13 Jul 2018 17:30pm
GOBABIS, 13 JUL (NAMPA) San women are reluctant to open criminal cases against their abusive partners or tend to withdraw such cases in their infancy once opened, the Namibian Police Force (NamPol) in Omaheke has revealed.
Sergeant Lina Mbinga of NamPols Gender-Based Violence Investigation Unit told a gathering of young San women here on Thursday that the police continue to receive a large number of case withdrawal requests from the San community.
Mbinga made the revelation during a regional consultative meeting on the situation of San girls and women in Namibia.
The consultation placed emphasis on leading dialogue on the Convention on the Elimination of All Forms of Discrimination against Women (CEDAW).
She said although the practice is common across all ethnic groups, young San women withdraw such cases more than others.
Mbinga noted that cases of assault with intent to cause grievous bodily harm (Assault-GBH), especially where a woman has been assaulted by her partner, tops the list of cases reported to the police by the San community.
She noted that the police have observed that San women are most times also reluctant to open such cases against their partners, as they fear losing them.
We have had cases where a woman who has been clearly assaulted refuse to open a case against the perpetrator, especially if such person is her partner. This has really made the efforts of the police to tackle GBH difficult, she said.
Mbinga noted that cases of rape are often not reported to the police in time, as San women appear to regard such practices as normal.
We have experienced high cases of incest and rape reported but such cases come in late to the police, which makes us believe that there are numerous other cases out there that go unreported, said Mbinga.
The police officer also raised concern that cases of child maintenance brought against non-San men who have children with San women, are often lost.
She said when child maintenance hearings are brought up, such men reportedly remove the children from under the care of their mothers, and some San women hardly see their children again.
Omaheke Region has a high concentration of San people, with many of them residing in the Aminuis, Kalahari and Okorukambe constituencies.

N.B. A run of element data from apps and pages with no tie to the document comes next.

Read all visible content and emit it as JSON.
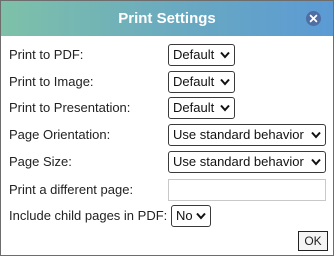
{
  "dialog": {
    "title": "Print Settings",
    "ok_label": "OK"
  },
  "fields": {
    "print_pdf": {
      "label": "Print to PDF:",
      "value": "Default"
    },
    "print_image": {
      "label": "Print to Image:",
      "value": "Default"
    },
    "print_presentation": {
      "label": "Print to Presentation:",
      "value": "Default"
    },
    "page_orientation": {
      "label": "Page Orientation:",
      "value": "Use standard behavior"
    },
    "page_size": {
      "label": "Page Size:",
      "value": "Use standard behavior"
    },
    "different_page": {
      "label": "Print a different page:",
      "value": ""
    },
    "child_pages": {
      "label": "Include child pages in PDF:",
      "value": "No"
    }
  },
  "icons": {
    "close": "close-icon",
    "dropdown": "chevron-down-icon"
  },
  "colors": {
    "title_gradient_start": "#7ec1a8",
    "title_gradient_end": "#5b9ad4",
    "close_button": "#4f6ea3"
  }
}
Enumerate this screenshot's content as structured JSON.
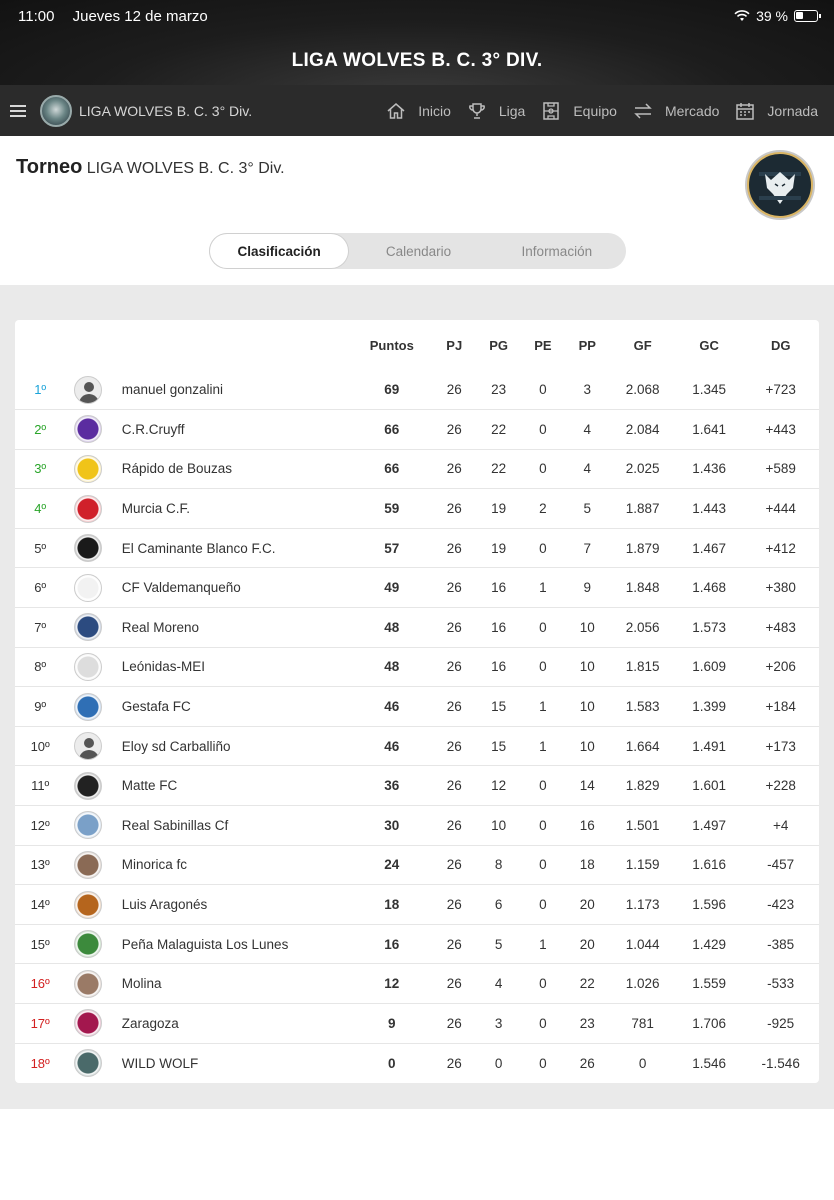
{
  "status_bar": {
    "time": "11:00",
    "date": "Jueves 12 de marzo",
    "battery": "39 %"
  },
  "app_title": "LIGA WOLVES B. C. 3° DIV.",
  "navbar": {
    "league_name": "LIGA WOLVES B. C. 3° Div.",
    "items": [
      {
        "label": "Inicio",
        "icon": "home-icon"
      },
      {
        "label": "Liga",
        "icon": "trophy-icon"
      },
      {
        "label": "Equipo",
        "icon": "pitch-icon"
      },
      {
        "label": "Mercado",
        "icon": "transfer-icon"
      },
      {
        "label": "Jornada",
        "icon": "calendar-icon"
      }
    ]
  },
  "torneo": {
    "prefix": "Torneo",
    "name": "LIGA WOLVES B. C. 3° Div."
  },
  "tabs": [
    "Clasificación",
    "Calendario",
    "Información"
  ],
  "table": {
    "headers": [
      "Puntos",
      "PJ",
      "PG",
      "PE",
      "PP",
      "GF",
      "GC",
      "DG"
    ],
    "rows": [
      {
        "pos": "1º",
        "team": "manuel gonzalini",
        "pts": "69",
        "pj": "26",
        "pg": "23",
        "pe": "0",
        "pp": "3",
        "gf": "2.068",
        "gc": "1.345",
        "dg": "+723",
        "pos_color": "#1aa3d9",
        "avatar": "generic"
      },
      {
        "pos": "2º",
        "team": "C.R.Cruyff",
        "pts": "66",
        "pj": "26",
        "pg": "22",
        "pe": "0",
        "pp": "4",
        "gf": "2.084",
        "gc": "1.641",
        "dg": "+443",
        "pos_color": "#2aa52a",
        "avatar": "#5b2ca0"
      },
      {
        "pos": "3º",
        "team": "Rápido de Bouzas",
        "pts": "66",
        "pj": "26",
        "pg": "22",
        "pe": "0",
        "pp": "4",
        "gf": "2.025",
        "gc": "1.436",
        "dg": "+589",
        "pos_color": "#2aa52a",
        "avatar": "#f0c419"
      },
      {
        "pos": "4º",
        "team": "Murcia C.F.",
        "pts": "59",
        "pj": "26",
        "pg": "19",
        "pe": "2",
        "pp": "5",
        "gf": "1.887",
        "gc": "1.443",
        "dg": "+444",
        "pos_color": "#2aa52a",
        "avatar": "#d0202a"
      },
      {
        "pos": "5º",
        "team": "El Caminante Blanco F.C.",
        "pts": "57",
        "pj": "26",
        "pg": "19",
        "pe": "0",
        "pp": "7",
        "gf": "1.879",
        "gc": "1.467",
        "dg": "+412",
        "pos_color": "#333333",
        "avatar": "#1a1a1a"
      },
      {
        "pos": "6º",
        "team": "CF Valdemanqueño",
        "pts": "49",
        "pj": "26",
        "pg": "16",
        "pe": "1",
        "pp": "9",
        "gf": "1.848",
        "gc": "1.468",
        "dg": "+380",
        "pos_color": "#333333",
        "avatar": "#f2f2f2"
      },
      {
        "pos": "7º",
        "team": "Real Moreno",
        "pts": "48",
        "pj": "26",
        "pg": "16",
        "pe": "0",
        "pp": "10",
        "gf": "2.056",
        "gc": "1.573",
        "dg": "+483",
        "pos_color": "#333333",
        "avatar": "#2c4b80"
      },
      {
        "pos": "8º",
        "team": "Leónidas-MEI",
        "pts": "48",
        "pj": "26",
        "pg": "16",
        "pe": "0",
        "pp": "10",
        "gf": "1.815",
        "gc": "1.609",
        "dg": "+206",
        "pos_color": "#333333",
        "avatar": "#dddddd"
      },
      {
        "pos": "9º",
        "team": "Gestafa FC",
        "pts": "46",
        "pj": "26",
        "pg": "15",
        "pe": "1",
        "pp": "10",
        "gf": "1.583",
        "gc": "1.399",
        "dg": "+184",
        "pos_color": "#333333",
        "avatar": "#2f6fb5"
      },
      {
        "pos": "10º",
        "team": "Eloy sd Carballiño",
        "pts": "46",
        "pj": "26",
        "pg": "15",
        "pe": "1",
        "pp": "10",
        "gf": "1.664",
        "gc": "1.491",
        "dg": "+173",
        "pos_color": "#333333",
        "avatar": "generic"
      },
      {
        "pos": "11º",
        "team": "Matte FC",
        "pts": "36",
        "pj": "26",
        "pg": "12",
        "pe": "0",
        "pp": "14",
        "gf": "1.829",
        "gc": "1.601",
        "dg": "+228",
        "pos_color": "#333333",
        "avatar": "#222222"
      },
      {
        "pos": "12º",
        "team": "Real Sabinillas Cf",
        "pts": "30",
        "pj": "26",
        "pg": "10",
        "pe": "0",
        "pp": "16",
        "gf": "1.501",
        "gc": "1.497",
        "dg": "+4",
        "pos_color": "#333333",
        "avatar": "#7aa0c8"
      },
      {
        "pos": "13º",
        "team": "Minorica fc",
        "pts": "24",
        "pj": "26",
        "pg": "8",
        "pe": "0",
        "pp": "18",
        "gf": "1.159",
        "gc": "1.616",
        "dg": "-457",
        "pos_color": "#333333",
        "avatar": "#8a6a55"
      },
      {
        "pos": "14º",
        "team": "Luis Aragonés",
        "pts": "18",
        "pj": "26",
        "pg": "6",
        "pe": "0",
        "pp": "20",
        "gf": "1.173",
        "gc": "1.596",
        "dg": "-423",
        "pos_color": "#333333",
        "avatar": "#b5651d"
      },
      {
        "pos": "15º",
        "team": "Peña Malaguista Los Lunes",
        "pts": "16",
        "pj": "26",
        "pg": "5",
        "pe": "1",
        "pp": "20",
        "gf": "1.044",
        "gc": "1.429",
        "dg": "-385",
        "pos_color": "#333333",
        "avatar": "#3c8a3c"
      },
      {
        "pos": "16º",
        "team": "Molina",
        "pts": "12",
        "pj": "26",
        "pg": "4",
        "pe": "0",
        "pp": "22",
        "gf": "1.026",
        "gc": "1.559",
        "dg": "-533",
        "pos_color": "#d32020",
        "avatar": "#9a7a66"
      },
      {
        "pos": "17º",
        "team": "Zaragoza",
        "pts": "9",
        "pj": "26",
        "pg": "3",
        "pe": "0",
        "pp": "23",
        "gf": "781",
        "gc": "1.706",
        "dg": "-925",
        "pos_color": "#d32020",
        "avatar": "#a3174e"
      },
      {
        "pos": "18º",
        "team": "WILD WOLF",
        "pts": "0",
        "pj": "26",
        "pg": "0",
        "pe": "0",
        "pp": "26",
        "gf": "0",
        "gc": "1.546",
        "dg": "-1.546",
        "pos_color": "#d32020",
        "avatar": "#4a6a6a"
      }
    ]
  }
}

Small towns and villages such as Witvlei, Otjinene, Du Plessis Plaas, Driemiopsis, Farm Skoonheid and Omitara have a high number of San inhabitants.